Month: May 2013
I surround myself with sayings painted on paper and canvas, reminding me to be brave, take chances, embrace new possibilities, screw what others think.
I meditate, exercise, live in the moment. I keep a post-it note stuck to my bedside lamp, reminding me to make good art.
I run with the wolves, journey along the road less traveled, and never, ever, let anyone move my cheese.
But I live with fear.
Not the run-like-the-wind-before-the-grizzly-claws-your-right-ass-cheek-into-hamburger kind of fear, but a fear that would make anyone from a third-world country desperately want to smack the living shit out of me.
It’s the spoiled-rotten, narcissistic type of fear.
Fear of creating something that is redundant.
Fear of imperfection.
Fear of getting messy.

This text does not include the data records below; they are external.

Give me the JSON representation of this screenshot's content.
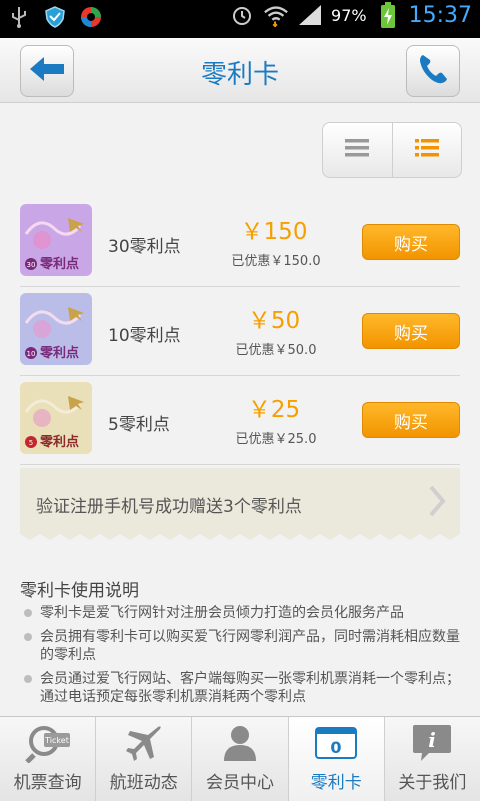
{
  "status_bar": {
    "battery_percent": "97%",
    "time": "15:37",
    "icons": [
      "usb-icon",
      "shield-icon",
      "app-icon",
      "alarm-icon",
      "wifi-icon",
      "signal-icon",
      "battery-icon"
    ]
  },
  "header": {
    "title": "零利卡",
    "back_icon": "back-arrow-icon",
    "phone_icon": "phone-icon"
  },
  "view_toggle": {
    "options": [
      "list-plain-icon",
      "list-detail-icon"
    ],
    "selected": "list-detail-icon"
  },
  "cards": [
    {
      "name": "30零利点",
      "price": "￥150",
      "saved": "已优惠￥150.0",
      "buy_label": "购买",
      "badge_number": "30",
      "badge_text": "零利点",
      "thumb_color": "#c9a7e6"
    },
    {
      "name": "10零利点",
      "price": "￥50",
      "saved": "已优惠￥50.0",
      "buy_label": "购买",
      "badge_number": "10",
      "badge_text": "零利点",
      "thumb_color": "#b9bde8"
    },
    {
      "name": "5零利点",
      "price": "￥25",
      "saved": "已优惠￥25.0",
      "buy_label": "购买",
      "badge_number": "5",
      "badge_text": "零利点",
      "thumb_color": "#e9dfb8"
    }
  ],
  "promo": {
    "text": "验证注册手机号成功赠送3个零利点"
  },
  "description": {
    "title": "零利卡使用说明",
    "items": [
      "零利卡是爱飞行网针对注册会员倾力打造的会员化服务产品",
      "会员拥有零利卡可以购买爱飞行网零利润产品，同时需消耗相应数量的零利点",
      "会员通过爱飞行网站、客户端每购买一张零利机票消耗一个零利点；通过电话预定每张零利机票消耗两个零利点"
    ]
  },
  "tabs": [
    {
      "label": "机票查询",
      "icon": "ticket-search-icon",
      "icon_text": "Ticket"
    },
    {
      "label": "航班动态",
      "icon": "plane-icon"
    },
    {
      "label": "会员中心",
      "icon": "person-icon"
    },
    {
      "label": "零利卡",
      "icon": "card-icon",
      "icon_text": "0",
      "active": true
    },
    {
      "label": "关于我们",
      "icon": "info-icon",
      "icon_text": "i"
    }
  ],
  "colors": {
    "accent": "#1b7bc2",
    "price": "#f5a000",
    "buy_button": "#f7a100",
    "time": "#44aaff"
  }
}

Fear of things that might happen five years from now if my work gets published.
I even allow good things to send me into a spiral of dread. The offer from a noted writer and professor, who’s offered to line-edit my work. Interest from a highly respected (and successful) book agent.
Just a wee bit of insanity, that.
But I’m learning. I don’t get paralyzed by it as often as I used to.
I’m working on not using food to stuff my creative energy back down my throat. I can step on the bathroom scale after a period of “dread eating” and say “So, this is how much fear weighs.” And I’ve decided that carrying the burden of excess poundage is much harder work than writing five hundred words.
When I’ve desperately wanted to lie down and take a three-hour nap, I’ve made bargains with myself to write just one sentence. That’s all, no more. And it’s funny how the second, and third, and fourth sentences are usually waiting right behind the first.
That fear is ridiculous goes without saying, but it’s real nonetheless. I’m thinking that you might have some fear in your life, too.
What is your fear? How much does it weigh? What tools do you use that help?
For now, I’ll keep forging head with my newest mantra: Lighten Up, Francis.
This has been one of those rare, very good days.
A big storm moved in from the west and has hung on all day, which means there was nothing to do but write. Got some revision work done and did a wee bit of work on the next chapter. Not too many words, but I got over the hump of dread that comes with starting a new scene.
Then I found out that I am the winner of a signed copy of Evan Roskos‘ new book, Dr. Bird’s Advice for Sad Poets. Thanks to Evan and Matthew Quick for choosing me. You can read their open, honest, and insightful interview here.
Finally, I took a bravery pill and asked my current online teacher if he would consider taking me on as a student/client for line editing of my first draft once the class ends. I’d figured he’d say no, as he’s busy as an author and Dean of Humanities for a state university. He wrote right back and said yes.
This was such a good day. I just wanted to write it down to remind me they exist the next time I spend the day staring at a blank screen.